• **DIRECTIONS**
Your task is to copy each line of the material that holds the word "backgroundColor".
= = = = =
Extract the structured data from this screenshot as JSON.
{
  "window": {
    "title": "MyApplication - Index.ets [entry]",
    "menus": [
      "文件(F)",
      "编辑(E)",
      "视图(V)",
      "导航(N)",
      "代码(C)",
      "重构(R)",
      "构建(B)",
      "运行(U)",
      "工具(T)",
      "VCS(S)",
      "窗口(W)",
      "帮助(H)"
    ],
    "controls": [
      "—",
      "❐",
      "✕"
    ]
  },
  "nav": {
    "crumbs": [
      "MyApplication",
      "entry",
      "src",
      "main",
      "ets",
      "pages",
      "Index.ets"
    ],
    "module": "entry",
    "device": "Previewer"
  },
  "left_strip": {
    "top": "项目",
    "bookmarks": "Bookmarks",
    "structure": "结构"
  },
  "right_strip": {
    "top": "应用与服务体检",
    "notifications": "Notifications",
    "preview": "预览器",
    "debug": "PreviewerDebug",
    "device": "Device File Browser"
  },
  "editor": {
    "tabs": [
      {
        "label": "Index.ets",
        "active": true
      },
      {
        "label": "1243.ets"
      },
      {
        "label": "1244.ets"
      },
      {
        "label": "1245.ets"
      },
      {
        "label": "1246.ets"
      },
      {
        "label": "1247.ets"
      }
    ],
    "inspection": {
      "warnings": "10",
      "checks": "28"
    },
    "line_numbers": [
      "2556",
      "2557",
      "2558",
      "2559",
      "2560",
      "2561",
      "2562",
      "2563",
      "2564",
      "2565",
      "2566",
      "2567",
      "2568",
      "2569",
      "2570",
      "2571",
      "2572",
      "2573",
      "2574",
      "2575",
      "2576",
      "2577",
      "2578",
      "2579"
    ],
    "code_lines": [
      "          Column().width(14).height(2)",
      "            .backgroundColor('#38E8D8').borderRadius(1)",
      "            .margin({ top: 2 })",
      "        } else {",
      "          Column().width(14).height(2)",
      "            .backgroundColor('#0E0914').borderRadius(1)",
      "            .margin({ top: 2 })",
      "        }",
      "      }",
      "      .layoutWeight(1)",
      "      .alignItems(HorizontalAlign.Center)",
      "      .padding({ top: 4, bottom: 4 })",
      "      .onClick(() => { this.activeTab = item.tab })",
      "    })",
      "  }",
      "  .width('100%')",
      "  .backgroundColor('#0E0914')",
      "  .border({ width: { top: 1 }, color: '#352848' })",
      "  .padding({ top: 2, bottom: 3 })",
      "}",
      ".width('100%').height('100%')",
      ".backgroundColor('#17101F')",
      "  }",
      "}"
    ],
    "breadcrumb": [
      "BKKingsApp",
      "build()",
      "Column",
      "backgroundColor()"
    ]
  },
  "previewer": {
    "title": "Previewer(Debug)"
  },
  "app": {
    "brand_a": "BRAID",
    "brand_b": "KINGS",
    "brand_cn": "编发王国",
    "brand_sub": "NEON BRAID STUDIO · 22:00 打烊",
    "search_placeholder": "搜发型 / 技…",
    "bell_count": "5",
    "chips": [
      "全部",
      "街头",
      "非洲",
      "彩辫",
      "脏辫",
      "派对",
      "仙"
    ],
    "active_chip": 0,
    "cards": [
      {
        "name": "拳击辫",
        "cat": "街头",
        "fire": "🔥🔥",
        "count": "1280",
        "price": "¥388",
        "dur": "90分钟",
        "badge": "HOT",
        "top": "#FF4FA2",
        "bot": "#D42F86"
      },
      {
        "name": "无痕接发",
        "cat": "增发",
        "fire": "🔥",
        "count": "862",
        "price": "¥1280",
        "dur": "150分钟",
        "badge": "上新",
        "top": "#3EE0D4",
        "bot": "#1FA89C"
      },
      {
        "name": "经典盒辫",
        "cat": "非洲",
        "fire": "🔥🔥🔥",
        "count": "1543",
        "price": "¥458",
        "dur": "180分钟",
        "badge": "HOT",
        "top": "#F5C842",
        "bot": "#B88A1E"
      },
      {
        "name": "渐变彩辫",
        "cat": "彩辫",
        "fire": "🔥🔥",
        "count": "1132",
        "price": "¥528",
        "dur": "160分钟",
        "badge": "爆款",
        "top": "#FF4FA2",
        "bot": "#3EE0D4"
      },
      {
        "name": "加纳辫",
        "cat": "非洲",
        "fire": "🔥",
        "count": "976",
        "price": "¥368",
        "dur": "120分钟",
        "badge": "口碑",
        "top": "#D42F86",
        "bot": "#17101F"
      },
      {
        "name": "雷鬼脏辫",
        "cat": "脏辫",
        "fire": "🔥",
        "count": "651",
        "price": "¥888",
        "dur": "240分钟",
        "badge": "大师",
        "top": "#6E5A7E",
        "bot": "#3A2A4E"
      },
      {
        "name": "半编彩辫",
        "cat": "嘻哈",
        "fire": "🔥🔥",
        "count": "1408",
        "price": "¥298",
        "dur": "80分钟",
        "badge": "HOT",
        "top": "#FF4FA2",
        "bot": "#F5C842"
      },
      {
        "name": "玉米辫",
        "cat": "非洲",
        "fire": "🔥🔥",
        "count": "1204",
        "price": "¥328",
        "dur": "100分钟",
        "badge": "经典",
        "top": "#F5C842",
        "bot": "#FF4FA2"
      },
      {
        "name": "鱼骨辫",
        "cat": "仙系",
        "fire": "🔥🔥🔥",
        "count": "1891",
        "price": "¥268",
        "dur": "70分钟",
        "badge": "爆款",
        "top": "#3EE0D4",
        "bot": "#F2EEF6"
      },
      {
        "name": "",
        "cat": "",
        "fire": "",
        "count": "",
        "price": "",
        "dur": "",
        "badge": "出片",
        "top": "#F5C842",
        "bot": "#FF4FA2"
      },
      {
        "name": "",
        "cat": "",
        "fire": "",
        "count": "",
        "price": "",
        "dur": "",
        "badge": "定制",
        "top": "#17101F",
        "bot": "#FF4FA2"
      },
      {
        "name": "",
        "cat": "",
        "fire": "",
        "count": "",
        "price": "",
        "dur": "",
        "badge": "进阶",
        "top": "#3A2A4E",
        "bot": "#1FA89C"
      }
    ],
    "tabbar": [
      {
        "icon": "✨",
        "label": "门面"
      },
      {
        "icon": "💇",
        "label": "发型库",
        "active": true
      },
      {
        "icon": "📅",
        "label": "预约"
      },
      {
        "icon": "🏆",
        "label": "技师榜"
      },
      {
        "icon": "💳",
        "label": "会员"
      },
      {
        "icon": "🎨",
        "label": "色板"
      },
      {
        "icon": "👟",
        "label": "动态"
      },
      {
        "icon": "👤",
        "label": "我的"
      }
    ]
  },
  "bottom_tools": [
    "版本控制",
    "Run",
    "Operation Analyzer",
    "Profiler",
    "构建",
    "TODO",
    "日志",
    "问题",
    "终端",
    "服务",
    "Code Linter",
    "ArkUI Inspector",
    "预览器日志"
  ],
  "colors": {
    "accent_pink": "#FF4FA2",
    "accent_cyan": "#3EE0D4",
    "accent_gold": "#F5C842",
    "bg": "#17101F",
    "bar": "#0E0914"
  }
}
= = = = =
• **WORKED SOLUTION**
      "            .backgroundColor('#38E8D8').borderRadius(1)",
      "            .backgroundColor('#0E0914').borderRadius(1)",
      "  .backgroundColor('#0E0914')",
      ".backgroundColor('#17101F')",
      "backgroundColor()"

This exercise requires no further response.